But the market quickly reacted and showed they were more interested in near real-time news stories about situations and decisions that impact day-to-day life. For instance, stories about what caused a traffic jam, what all the sirens were about and severe weather to be prepared for immediately drew huge numbers of visitors to the website.
As a marketer, the founder of My Ferndale News, Joe Beaulaurier, knew to listen to the market and go the direction they wanted. As a result, My Ferndale News was redesigned to be the primary news source for people who live, work and visit Ferndale and the surrounding area. At the time it was named, Discover Ferndale, which, after the change, was a bit of a misnomer and eventually changed to My Ferndale News.
My Ferndale News is not affiliated with any local government, school, first responder or law enforcement agency but has developed solid relationships with them all in order to better communicate their messaging as well as request information needed to inform the community about issues and emergency situations.
As of the writing of this page, the only staff at My Ferndale News, a dba of Whatcom Marketing LLC, is Joe Beaulaurier. Beaulaurier currently researches and writes the stories assisted by citizen volunteers who provide story tips and photos. He also built the website and maintains it while frequently testing additional functionality. Advertising sales and support also fall under his purview.
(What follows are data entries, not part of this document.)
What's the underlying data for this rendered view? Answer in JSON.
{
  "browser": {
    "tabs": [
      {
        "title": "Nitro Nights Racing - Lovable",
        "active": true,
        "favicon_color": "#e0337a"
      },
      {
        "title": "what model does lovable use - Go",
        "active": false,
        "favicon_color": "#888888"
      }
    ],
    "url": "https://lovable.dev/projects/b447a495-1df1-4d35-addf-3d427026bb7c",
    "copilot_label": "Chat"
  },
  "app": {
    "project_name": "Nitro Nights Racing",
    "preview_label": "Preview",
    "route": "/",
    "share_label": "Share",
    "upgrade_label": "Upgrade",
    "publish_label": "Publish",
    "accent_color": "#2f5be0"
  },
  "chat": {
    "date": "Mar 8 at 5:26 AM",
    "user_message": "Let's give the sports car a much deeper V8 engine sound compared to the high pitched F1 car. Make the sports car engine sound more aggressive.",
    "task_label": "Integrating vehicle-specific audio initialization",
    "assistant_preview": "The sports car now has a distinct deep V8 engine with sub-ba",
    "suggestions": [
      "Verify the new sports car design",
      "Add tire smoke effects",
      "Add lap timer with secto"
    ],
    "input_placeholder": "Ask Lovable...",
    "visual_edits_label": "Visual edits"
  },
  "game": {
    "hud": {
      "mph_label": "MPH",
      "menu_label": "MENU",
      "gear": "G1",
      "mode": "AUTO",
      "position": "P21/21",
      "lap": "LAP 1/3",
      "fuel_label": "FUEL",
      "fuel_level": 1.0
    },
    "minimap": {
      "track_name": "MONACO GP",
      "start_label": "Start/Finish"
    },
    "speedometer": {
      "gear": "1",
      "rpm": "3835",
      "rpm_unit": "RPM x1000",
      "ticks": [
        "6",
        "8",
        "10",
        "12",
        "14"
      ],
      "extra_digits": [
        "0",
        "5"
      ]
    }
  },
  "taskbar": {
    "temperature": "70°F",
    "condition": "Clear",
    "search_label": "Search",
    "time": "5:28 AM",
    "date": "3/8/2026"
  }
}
Visit the “Contact Us” page to contact My Ferndale News and the “Advertising” page to learn more about how your message can be more effectively delivered to people who live, work and recreate in Ferndale.
My Ferndale News story choices and how they are written at guided by some editorial guidelines that could be considered a result of what has caused other news outlets, large and small, to lose their audiences’ confidence and sense of value in their reporting of the news.
Some of these guidelines include
- Report the facts and let the reader connect the dots. Do not insult their intelligence by attempting to do it for them.
- The author’s opinion or personal assessment of a story does not matter at all. Just report the facts. It should be impossible for the reader to determine the author’s opinion or perspective from reading a story.
- Avoid using adjectives whenever possible. This helps avoid the author’s opinion or personal assessment from entering into a story.
- Report what people do, not what they say. People often have a talent for embellishing, deflecting and revising facts and data. As a result, reporting what someone says, unless part of a public record, is to be avoided. Opinions have little value and they are not in short supply. That which has been proposed, discussed, approved, filed or has simply happened should always be the focus.
- Do not write about that which does not directly benefit the community. Local people who have achieved celebrity as entertainers is a good example. While successful in their own right, their success usually was accomplished elsewhere with little to no benefit beyond pride for the local community.
- Promote local groups and teams. Community members coming together to achieve or even to simply attempt a positive community accomplishment is something we should all strive to do and is worth shining a light on editorially.